What you should do => The full set of entries should be repeated without a single change.

* * * * *

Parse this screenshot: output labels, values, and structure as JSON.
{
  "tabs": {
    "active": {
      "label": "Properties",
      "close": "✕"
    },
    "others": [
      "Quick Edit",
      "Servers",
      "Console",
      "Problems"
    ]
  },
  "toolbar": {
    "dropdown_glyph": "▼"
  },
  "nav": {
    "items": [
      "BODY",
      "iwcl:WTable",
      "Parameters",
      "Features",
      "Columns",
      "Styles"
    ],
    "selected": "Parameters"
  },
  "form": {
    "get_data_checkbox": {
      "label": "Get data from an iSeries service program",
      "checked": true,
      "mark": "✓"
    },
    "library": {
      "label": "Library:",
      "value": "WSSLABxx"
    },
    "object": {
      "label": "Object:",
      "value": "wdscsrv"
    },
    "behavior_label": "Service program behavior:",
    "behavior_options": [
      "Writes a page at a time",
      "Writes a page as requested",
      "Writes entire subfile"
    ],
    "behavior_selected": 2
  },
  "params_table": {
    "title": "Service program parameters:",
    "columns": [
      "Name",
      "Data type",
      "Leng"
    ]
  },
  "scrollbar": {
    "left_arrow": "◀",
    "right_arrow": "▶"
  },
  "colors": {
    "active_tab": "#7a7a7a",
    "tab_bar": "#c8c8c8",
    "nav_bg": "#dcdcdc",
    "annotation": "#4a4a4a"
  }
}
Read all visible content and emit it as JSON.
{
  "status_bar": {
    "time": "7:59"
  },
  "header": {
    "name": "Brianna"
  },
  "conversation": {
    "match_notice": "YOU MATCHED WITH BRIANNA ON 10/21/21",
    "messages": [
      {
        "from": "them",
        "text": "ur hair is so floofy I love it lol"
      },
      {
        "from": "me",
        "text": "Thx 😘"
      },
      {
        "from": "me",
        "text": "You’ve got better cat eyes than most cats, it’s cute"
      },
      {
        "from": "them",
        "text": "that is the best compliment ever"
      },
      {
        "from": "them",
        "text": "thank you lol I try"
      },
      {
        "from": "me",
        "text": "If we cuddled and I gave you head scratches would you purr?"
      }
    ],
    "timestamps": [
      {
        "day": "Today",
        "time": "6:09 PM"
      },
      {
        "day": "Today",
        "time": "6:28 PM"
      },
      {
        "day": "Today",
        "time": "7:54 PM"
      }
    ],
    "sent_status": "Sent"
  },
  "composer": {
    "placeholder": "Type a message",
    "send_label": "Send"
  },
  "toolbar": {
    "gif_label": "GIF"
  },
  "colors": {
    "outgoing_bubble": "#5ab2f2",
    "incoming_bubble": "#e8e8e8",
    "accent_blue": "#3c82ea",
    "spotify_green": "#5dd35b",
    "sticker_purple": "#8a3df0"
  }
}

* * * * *

Task output =>
Parse this screenshot: output labels, values, and structure as JSON.
{
  "tabs": {
    "active": {
      "label": "Properties",
      "close": "✕"
    },
    "others": [
      "Quick Edit",
      "Servers",
      "Console",
      "Problems"
    ]
  },
  "toolbar": {
    "dropdown_glyph": "▼"
  },
  "nav": {
    "items": [
      "BODY",
      "iwcl:WTable",
      "Parameters",
      "Features",
      "Columns",
      "Styles"
    ],
    "selected": "Parameters"
  },
  "form": {
    "get_data_checkbox": {
      "label": "Get data from an iSeries service program",
      "checked": true,
      "mark": "✓"
    },
    "library": {
      "label": "Library:",
      "value": "WSSLABxx"
    },
    "object": {
      "label": "Object:",
      "value": "wdscsrv"
    },
    "behavior_label": "Service program behavior:",
    "behavior_options": [
      "Writes a page at a time",
      "Writes a page as requested",
      "Writes entire subfile"
    ],
    "behavior_selected": 2
  },
  "params_table": {
    "title": "Service program parameters:",
    "columns": [
      "Name",
      "Data type",
      "Leng"
    ]
  },
  "scrollbar": {
    "left_arrow": "◀",
    "right_arrow": "▶"
  },
  "colors": {
    "active_tab": "#7a7a7a",
    "tab_bar": "#c8c8c8",
    "nav_bg": "#dcdcdc",
    "annotation": "#4a4a4a"
  }
}
Read all visible content and emit it as JSON.
{
  "status_bar": {
    "time": "7:59"
  },
  "header": {
    "name": "Brianna"
  },
  "conversation": {
    "match_notice": "YOU MATCHED WITH BRIANNA ON 10/21/21",
    "messages": [
      {
        "from": "them",
        "text": "ur hair is so floofy I love it lol"
      },
      {
        "from": "me",
        "text": "Thx 😘"
      },
      {
        "from": "me",
        "text": "You’ve got better cat eyes than most cats, it’s cute"
      },
      {
        "from": "them",
        "text": "that is the best compliment ever"
      },
      {
        "from": "them",
        "text": "thank you lol I try"
      },
      {
        "from": "me",
        "text": "If we cuddled and I gave you head scratches would you purr?"
      }
    ],
    "timestamps": [
      {
        "day": "Today",
        "time": "6:09 PM"
      },
      {
        "day": "Today",
        "time": "6:28 PM"
      },
      {
        "day": "Today",
        "time": "7:54 PM"
      }
    ],
    "sent_status": "Sent"
  },
  "composer": {
    "placeholder": "Type a message",
    "send_label": "Send"
  },
  "toolbar": {
    "gif_label": "GIF"
  },
  "colors": {
    "outgoing_bubble": "#5ab2f2",
    "incoming_bubble": "#e8e8e8",
    "accent_blue": "#3c82ea",
    "spotify_green": "#5dd35b",
    "sticker_purple": "#8a3df0"
  }
}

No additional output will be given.